◆ Problem to work on: Filter the records below down to lines containing "context".

◆ Listed entries:
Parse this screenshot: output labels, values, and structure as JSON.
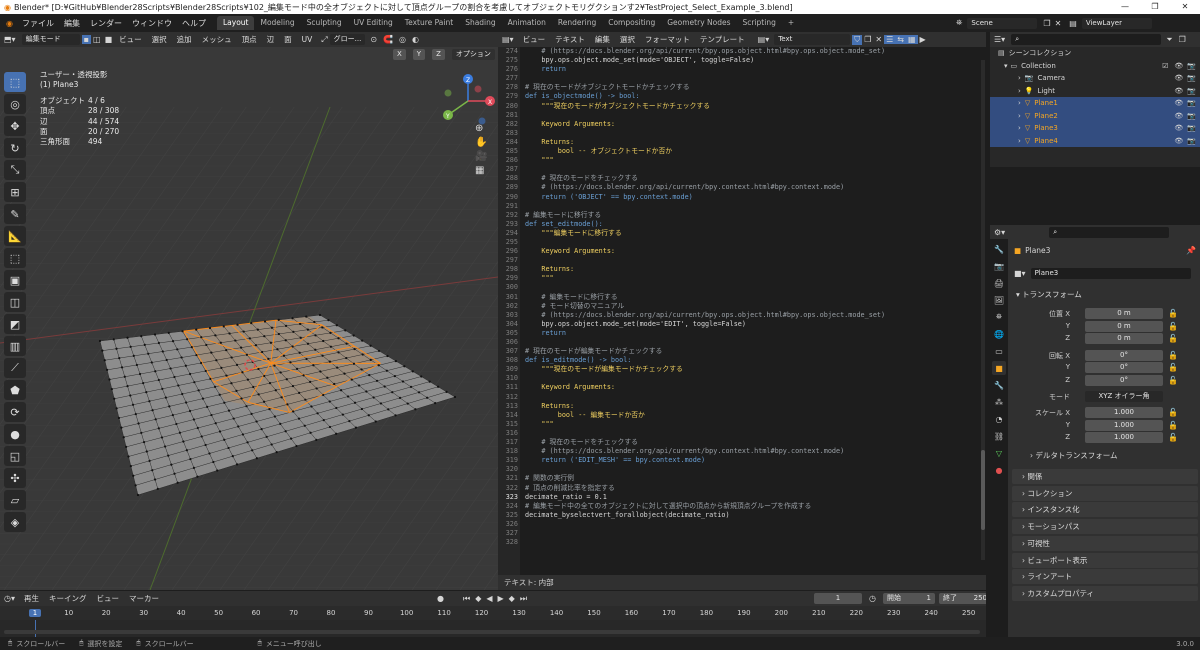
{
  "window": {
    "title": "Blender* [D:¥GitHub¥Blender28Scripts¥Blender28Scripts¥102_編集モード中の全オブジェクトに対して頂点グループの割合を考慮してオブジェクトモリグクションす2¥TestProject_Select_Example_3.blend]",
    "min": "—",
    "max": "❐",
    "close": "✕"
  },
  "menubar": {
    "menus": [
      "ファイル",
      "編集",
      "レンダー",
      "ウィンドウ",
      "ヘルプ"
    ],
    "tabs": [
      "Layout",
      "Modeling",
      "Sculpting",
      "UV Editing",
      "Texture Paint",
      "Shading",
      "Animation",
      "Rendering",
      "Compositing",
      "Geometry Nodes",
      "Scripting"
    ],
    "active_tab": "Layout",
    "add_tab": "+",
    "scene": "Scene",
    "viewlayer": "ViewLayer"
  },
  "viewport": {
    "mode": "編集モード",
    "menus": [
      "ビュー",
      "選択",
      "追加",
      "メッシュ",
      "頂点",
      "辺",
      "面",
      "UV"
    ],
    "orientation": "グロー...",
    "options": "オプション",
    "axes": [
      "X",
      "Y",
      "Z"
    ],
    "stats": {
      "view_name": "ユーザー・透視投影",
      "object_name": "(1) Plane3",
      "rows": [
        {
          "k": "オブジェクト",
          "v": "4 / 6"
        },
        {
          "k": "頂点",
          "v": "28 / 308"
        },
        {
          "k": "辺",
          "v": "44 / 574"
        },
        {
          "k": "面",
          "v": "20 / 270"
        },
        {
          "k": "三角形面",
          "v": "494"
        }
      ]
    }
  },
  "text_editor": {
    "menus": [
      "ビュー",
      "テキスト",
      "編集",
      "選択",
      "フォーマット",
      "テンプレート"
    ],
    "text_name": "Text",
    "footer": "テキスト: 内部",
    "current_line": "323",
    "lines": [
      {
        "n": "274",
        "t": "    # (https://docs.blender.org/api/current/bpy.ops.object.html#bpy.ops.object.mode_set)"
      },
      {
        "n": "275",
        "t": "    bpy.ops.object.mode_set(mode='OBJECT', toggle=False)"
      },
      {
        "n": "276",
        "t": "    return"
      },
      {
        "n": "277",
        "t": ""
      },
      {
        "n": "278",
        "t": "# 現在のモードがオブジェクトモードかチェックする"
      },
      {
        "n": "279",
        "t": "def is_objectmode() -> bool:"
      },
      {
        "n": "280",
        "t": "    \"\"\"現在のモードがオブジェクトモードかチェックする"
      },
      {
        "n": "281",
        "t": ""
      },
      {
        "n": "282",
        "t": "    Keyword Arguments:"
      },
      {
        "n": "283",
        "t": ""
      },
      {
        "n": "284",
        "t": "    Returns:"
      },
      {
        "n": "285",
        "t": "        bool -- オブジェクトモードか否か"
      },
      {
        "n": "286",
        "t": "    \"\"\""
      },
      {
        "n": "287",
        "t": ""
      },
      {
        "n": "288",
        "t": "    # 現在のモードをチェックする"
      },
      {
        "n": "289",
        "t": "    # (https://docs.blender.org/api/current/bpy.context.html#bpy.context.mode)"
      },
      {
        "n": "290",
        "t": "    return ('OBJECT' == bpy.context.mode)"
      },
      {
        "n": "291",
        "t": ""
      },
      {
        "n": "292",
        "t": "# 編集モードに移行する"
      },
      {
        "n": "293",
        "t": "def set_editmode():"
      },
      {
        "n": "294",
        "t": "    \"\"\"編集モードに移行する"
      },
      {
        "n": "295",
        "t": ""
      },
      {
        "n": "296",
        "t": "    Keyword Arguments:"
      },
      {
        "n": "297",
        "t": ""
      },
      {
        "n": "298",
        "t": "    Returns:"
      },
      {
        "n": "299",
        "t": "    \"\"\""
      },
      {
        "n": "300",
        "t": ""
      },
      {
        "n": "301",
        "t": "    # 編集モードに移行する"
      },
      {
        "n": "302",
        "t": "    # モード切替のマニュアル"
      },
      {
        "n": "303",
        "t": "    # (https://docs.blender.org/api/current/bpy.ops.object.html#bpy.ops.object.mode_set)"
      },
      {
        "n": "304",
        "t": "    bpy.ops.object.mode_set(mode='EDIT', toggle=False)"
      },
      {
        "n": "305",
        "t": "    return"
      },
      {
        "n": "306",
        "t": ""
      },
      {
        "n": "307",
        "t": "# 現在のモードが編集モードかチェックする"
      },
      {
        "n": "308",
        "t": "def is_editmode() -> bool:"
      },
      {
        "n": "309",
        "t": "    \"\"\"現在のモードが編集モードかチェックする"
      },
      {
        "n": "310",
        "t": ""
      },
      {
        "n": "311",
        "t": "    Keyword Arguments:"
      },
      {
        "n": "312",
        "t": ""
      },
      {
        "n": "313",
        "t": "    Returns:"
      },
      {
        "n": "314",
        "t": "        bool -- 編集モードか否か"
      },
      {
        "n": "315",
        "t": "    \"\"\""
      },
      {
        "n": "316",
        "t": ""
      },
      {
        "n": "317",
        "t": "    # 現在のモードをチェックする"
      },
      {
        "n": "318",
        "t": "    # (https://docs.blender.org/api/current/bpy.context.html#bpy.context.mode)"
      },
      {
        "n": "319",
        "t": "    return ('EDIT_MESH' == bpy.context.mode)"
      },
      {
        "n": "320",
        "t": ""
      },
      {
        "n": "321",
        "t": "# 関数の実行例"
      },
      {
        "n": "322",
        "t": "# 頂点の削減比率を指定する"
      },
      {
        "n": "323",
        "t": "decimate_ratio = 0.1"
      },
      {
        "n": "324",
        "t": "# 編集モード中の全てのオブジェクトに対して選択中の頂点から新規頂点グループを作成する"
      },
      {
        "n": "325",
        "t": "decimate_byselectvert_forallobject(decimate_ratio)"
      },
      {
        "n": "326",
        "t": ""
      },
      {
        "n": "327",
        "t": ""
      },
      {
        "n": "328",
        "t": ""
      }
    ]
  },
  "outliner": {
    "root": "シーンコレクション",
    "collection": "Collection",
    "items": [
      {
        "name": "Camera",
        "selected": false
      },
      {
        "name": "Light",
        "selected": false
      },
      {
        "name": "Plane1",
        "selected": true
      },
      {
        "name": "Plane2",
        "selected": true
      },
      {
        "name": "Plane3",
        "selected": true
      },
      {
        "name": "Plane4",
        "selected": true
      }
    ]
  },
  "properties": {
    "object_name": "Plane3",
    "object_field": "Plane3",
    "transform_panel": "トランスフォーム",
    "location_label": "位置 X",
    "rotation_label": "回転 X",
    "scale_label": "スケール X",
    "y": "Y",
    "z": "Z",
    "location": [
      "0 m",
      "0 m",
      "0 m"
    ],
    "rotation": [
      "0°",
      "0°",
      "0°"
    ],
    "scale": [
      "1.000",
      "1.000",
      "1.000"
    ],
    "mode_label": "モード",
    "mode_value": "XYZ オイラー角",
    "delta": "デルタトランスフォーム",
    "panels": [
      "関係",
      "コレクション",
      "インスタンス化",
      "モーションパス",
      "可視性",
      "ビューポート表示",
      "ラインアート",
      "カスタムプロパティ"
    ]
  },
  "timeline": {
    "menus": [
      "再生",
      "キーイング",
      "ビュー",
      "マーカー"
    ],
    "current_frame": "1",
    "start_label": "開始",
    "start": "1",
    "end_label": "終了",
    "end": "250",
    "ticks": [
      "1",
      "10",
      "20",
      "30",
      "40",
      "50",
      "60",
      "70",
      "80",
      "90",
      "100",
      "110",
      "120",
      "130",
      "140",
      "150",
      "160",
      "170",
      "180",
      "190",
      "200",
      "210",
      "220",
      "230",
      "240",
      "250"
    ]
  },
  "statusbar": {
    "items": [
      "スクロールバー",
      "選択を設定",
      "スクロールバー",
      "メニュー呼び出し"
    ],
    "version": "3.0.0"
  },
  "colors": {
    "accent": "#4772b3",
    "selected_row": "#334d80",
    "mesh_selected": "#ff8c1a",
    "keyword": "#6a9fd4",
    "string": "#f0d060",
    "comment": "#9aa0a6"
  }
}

◆ Solution for this exercise:
        "t": "    # (https://docs.blender.org/api/current/bpy.context.html#bpy.context.mode)"
        "t": "    return ('OBJECT' == bpy.context.mode)"
        "t": "    # (https://docs.blender.org/api/current/bpy.context.html#bpy.context.mode)"
        "t": "    return ('EDIT_MESH' == bpy.context.mode)"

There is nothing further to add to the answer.